# [Aim of the task]
Everything in the records must be restated exactly, apart from the pictures.

# [Records provided]
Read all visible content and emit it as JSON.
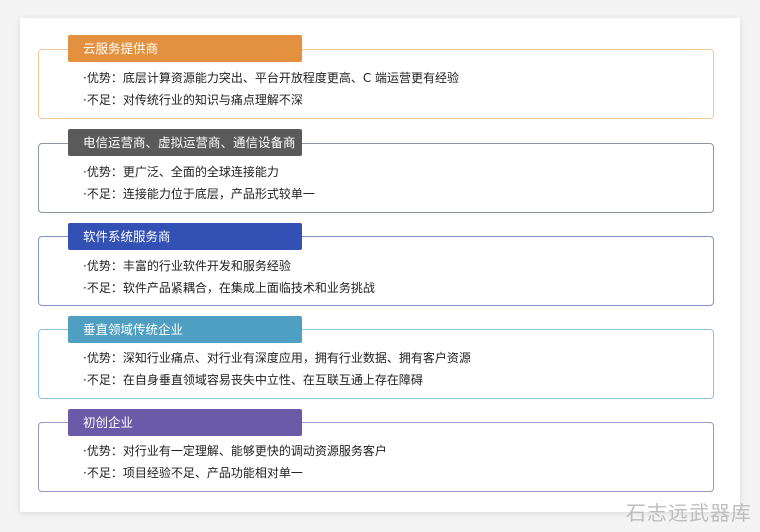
{
  "colors": {
    "group_1": "#e3913f",
    "group_1_border": "#f0c898",
    "group_2": "#5a5a5a",
    "group_2_border": "#8c96a6",
    "group_3": "#3351b4",
    "group_3_border": "#7f94c7",
    "group_4": "#4f9fc2",
    "group_4_border": "#8cc3db",
    "group_5": "#6a5aa8",
    "group_5_border": "#9f96c8"
  },
  "groups": [
    {
      "title": "云服务提供商",
      "advantage": "·优势：底层计算资源能力突出、平台开放程度更高、C 端运营更有经验",
      "disadvantage": "·不足：对传统行业的知识与痛点理解不深"
    },
    {
      "title": "电信运营商、虚拟运营商、通信设备商",
      "advantage": "·优势：更广泛、全面的全球连接能力",
      "disadvantage": "·不足：连接能力位于底层，产品形式较单一"
    },
    {
      "title": "软件系统服务商",
      "advantage": "·优势：丰富的行业软件开发和服务经验",
      "disadvantage": "·不足：软件产品紧耦合，在集成上面临技术和业务挑战"
    },
    {
      "title": "垂直领域传统企业",
      "advantage": "·优势：深知行业痛点、对行业有深度应用，拥有行业数据、拥有客户资源",
      "disadvantage": "·不足：在自身垂直领域容易丧失中立性、在互联互通上存在障碍"
    },
    {
      "title": "初创企业",
      "advantage": "·优势：对行业有一定理解、能够更快的调动资源服务客户",
      "disadvantage": "·不足：项目经验不足、产品功能相对单一"
    }
  ],
  "watermark": "石志远武器库"
}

# [Answer to this task]
Read all visible content and emit it as JSON.
{
  "colors": {
    "group_1": "#e3913f",
    "group_1_border": "#f0c898",
    "group_2": "#5a5a5a",
    "group_2_border": "#8c96a6",
    "group_3": "#3351b4",
    "group_3_border": "#7f94c7",
    "group_4": "#4f9fc2",
    "group_4_border": "#8cc3db",
    "group_5": "#6a5aa8",
    "group_5_border": "#9f96c8"
  },
  "groups": [
    {
      "title": "云服务提供商",
      "advantage": "·优势：底层计算资源能力突出、平台开放程度更高、C 端运营更有经验",
      "disadvantage": "·不足：对传统行业的知识与痛点理解不深"
    },
    {
      "title": "电信运营商、虚拟运营商、通信设备商",
      "advantage": "·优势：更广泛、全面的全球连接能力",
      "disadvantage": "·不足：连接能力位于底层，产品形式较单一"
    },
    {
      "title": "软件系统服务商",
      "advantage": "·优势：丰富的行业软件开发和服务经验",
      "disadvantage": "·不足：软件产品紧耦合，在集成上面临技术和业务挑战"
    },
    {
      "title": "垂直领域传统企业",
      "advantage": "·优势：深知行业痛点、对行业有深度应用，拥有行业数据、拥有客户资源",
      "disadvantage": "·不足：在自身垂直领域容易丧失中立性、在互联互通上存在障碍"
    },
    {
      "title": "初创企业",
      "advantage": "·优势：对行业有一定理解、能够更快的调动资源服务客户",
      "disadvantage": "·不足：项目经验不足、产品功能相对单一"
    }
  ],
  "watermark": "石志远武器库"
}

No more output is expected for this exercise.